Angela Ryan

Sonoma

Crazy… crazy for lovin’ ‘Always Patsy Cline’!

EDITOR: Last month for only $45… great seats at Sonoma Community Center… I saw “Always Patsy Cline” before a packed house!

Wonderful songs and music and stellar performance by the entire cast. Vintage Patsy Cline that melts your heart and with strong emotion. If the rest of Sonoma Arts season is like this… it is must see!

Congratulations and well done!

Gary D. Nelson

Sonoma Valley

‘Elections have consequences’

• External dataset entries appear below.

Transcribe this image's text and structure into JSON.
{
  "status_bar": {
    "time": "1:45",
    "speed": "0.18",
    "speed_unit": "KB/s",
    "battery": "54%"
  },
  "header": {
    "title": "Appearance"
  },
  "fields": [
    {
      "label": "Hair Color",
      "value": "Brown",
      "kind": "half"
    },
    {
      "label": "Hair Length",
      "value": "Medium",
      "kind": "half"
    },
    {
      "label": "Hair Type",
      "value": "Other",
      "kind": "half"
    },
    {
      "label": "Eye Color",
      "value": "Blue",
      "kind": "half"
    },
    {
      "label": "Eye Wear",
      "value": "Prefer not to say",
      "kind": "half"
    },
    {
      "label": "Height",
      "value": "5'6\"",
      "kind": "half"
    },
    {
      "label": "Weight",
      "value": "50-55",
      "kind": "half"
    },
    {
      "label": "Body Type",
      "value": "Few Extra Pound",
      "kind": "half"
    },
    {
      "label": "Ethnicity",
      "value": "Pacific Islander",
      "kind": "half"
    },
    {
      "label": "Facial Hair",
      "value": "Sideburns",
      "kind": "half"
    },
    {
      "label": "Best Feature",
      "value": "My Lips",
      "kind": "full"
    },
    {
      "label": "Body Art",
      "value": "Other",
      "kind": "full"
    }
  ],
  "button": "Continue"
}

EDITOR: The Hospital Board was elected to reflect the needs of the community they serve. Cutting the OB program (“Hospital May Cut Obstetrics, Skilled Nursing to Trim Costs,” July 17) is clearly not what the community desires. If the next move is to cut the Skilled Nursing unit, then what’s next? We approved a parcel tax (twice) and a bond issue for the addition and earthquake upgrades. During those campaigns there was no mention of cutting services if they passed. In fact, we were told that the hospital would be just fine if they passed.

Maybe we need a re-energized board and hospital management with the will, the ambition and creativity to market the OB and Skilled Nursing units. I’ve seen no public effort to do that since the district supported the parcel and bond elections.

As we have seen from afar, elections have consequences. If the district voters want these services then they must vote for directors that will find a way to get the job done. Or not.

Lynn E. Barr

Sonoma